● **Assignment**:
Look through the records below, count the lines with the word "description", and reply with only the number.

····················

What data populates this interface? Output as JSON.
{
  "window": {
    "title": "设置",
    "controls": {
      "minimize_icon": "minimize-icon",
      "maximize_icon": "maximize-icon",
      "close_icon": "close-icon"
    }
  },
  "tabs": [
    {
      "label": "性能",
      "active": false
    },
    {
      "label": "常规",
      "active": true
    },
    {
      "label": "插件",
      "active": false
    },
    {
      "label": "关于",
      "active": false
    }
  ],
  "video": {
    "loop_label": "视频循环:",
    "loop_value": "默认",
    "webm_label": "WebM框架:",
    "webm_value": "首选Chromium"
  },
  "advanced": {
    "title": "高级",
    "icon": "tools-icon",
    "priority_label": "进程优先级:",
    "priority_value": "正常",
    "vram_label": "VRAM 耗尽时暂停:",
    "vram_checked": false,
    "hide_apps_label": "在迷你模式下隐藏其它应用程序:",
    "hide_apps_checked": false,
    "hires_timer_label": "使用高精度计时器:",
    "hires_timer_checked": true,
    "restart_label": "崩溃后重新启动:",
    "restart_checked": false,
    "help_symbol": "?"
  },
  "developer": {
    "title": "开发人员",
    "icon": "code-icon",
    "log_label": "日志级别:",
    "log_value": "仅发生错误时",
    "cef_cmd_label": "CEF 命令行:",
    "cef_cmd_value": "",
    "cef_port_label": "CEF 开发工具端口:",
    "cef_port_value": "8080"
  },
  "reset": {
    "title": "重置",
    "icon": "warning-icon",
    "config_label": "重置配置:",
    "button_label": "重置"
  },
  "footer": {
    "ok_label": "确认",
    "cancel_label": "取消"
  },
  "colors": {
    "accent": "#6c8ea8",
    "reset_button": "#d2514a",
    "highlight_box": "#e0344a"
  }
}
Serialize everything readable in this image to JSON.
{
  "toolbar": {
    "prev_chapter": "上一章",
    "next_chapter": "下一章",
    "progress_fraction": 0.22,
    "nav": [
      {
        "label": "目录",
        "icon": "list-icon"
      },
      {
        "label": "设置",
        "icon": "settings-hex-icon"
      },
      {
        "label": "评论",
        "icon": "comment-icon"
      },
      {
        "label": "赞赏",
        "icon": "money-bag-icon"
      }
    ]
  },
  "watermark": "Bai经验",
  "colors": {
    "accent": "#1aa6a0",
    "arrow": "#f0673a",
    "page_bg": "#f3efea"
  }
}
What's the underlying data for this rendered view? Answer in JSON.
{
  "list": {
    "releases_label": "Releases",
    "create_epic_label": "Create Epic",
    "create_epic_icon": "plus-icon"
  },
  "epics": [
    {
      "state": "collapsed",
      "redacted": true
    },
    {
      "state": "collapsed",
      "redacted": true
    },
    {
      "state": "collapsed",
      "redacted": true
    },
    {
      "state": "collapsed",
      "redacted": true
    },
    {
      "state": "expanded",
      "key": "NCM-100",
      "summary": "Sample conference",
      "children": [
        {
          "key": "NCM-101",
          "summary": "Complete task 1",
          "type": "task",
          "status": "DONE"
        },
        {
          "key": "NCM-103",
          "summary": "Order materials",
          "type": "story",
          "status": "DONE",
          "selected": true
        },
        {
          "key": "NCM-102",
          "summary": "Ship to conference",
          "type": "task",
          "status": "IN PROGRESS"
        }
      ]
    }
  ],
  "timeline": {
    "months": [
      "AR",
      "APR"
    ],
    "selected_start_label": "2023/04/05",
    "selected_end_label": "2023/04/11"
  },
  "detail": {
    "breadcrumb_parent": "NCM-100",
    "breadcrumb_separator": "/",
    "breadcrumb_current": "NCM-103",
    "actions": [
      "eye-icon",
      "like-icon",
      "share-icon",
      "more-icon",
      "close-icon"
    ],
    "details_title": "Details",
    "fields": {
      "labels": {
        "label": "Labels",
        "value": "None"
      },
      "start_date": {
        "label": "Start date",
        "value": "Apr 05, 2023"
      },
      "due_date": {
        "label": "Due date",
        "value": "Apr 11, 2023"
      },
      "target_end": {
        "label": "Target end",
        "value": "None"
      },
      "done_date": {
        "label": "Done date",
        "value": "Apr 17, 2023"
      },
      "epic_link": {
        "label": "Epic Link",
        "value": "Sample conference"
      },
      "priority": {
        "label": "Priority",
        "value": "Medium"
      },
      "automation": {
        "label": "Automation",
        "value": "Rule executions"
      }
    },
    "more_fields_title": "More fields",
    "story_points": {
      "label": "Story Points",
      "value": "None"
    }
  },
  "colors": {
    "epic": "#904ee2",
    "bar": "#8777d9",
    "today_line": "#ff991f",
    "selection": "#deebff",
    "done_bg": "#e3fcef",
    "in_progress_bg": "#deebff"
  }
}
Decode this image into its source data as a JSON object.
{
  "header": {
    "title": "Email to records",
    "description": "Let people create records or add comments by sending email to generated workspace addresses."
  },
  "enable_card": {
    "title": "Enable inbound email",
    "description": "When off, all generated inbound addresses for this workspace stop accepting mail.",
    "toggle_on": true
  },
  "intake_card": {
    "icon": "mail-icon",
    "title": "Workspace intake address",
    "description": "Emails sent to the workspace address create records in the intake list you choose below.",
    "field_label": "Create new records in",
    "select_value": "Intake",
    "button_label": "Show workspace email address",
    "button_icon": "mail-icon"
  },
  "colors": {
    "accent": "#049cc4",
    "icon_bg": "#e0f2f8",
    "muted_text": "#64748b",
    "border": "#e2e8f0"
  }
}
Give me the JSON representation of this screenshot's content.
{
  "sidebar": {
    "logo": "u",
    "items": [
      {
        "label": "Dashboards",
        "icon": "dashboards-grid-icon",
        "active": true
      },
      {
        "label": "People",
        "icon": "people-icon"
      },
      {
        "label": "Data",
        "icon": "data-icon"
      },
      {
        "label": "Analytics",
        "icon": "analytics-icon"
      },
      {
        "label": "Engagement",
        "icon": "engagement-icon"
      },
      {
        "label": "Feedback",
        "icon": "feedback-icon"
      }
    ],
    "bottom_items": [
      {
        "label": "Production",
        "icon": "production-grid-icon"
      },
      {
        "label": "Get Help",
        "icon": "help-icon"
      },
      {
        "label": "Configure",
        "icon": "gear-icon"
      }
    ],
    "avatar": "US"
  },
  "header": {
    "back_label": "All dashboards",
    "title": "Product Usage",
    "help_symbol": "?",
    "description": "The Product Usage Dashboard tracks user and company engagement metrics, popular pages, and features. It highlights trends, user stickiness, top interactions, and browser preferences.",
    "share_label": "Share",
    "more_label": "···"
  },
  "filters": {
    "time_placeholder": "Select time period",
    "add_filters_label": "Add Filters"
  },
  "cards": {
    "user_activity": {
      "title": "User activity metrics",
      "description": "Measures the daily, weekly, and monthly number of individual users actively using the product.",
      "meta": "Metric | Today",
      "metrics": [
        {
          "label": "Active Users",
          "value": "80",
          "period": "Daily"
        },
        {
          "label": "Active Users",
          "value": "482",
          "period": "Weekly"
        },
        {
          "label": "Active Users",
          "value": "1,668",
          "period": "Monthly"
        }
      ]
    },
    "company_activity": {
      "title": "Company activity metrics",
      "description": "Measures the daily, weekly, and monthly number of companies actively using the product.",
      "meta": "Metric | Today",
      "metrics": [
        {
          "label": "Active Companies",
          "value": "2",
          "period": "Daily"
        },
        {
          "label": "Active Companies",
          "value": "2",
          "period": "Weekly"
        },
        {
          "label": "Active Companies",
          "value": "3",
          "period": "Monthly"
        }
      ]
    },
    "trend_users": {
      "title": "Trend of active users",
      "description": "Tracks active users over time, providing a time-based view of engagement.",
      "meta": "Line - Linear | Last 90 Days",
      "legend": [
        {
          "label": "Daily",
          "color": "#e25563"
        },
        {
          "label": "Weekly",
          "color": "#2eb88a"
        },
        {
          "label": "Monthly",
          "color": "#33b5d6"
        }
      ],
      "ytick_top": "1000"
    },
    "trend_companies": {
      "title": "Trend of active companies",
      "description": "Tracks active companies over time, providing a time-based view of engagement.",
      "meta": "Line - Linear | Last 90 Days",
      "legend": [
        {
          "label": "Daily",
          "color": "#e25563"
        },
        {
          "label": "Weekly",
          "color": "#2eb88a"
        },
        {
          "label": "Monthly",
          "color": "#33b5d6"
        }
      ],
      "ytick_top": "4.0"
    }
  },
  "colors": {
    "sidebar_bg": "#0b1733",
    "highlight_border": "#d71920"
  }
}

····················

● **Exercise response**:
8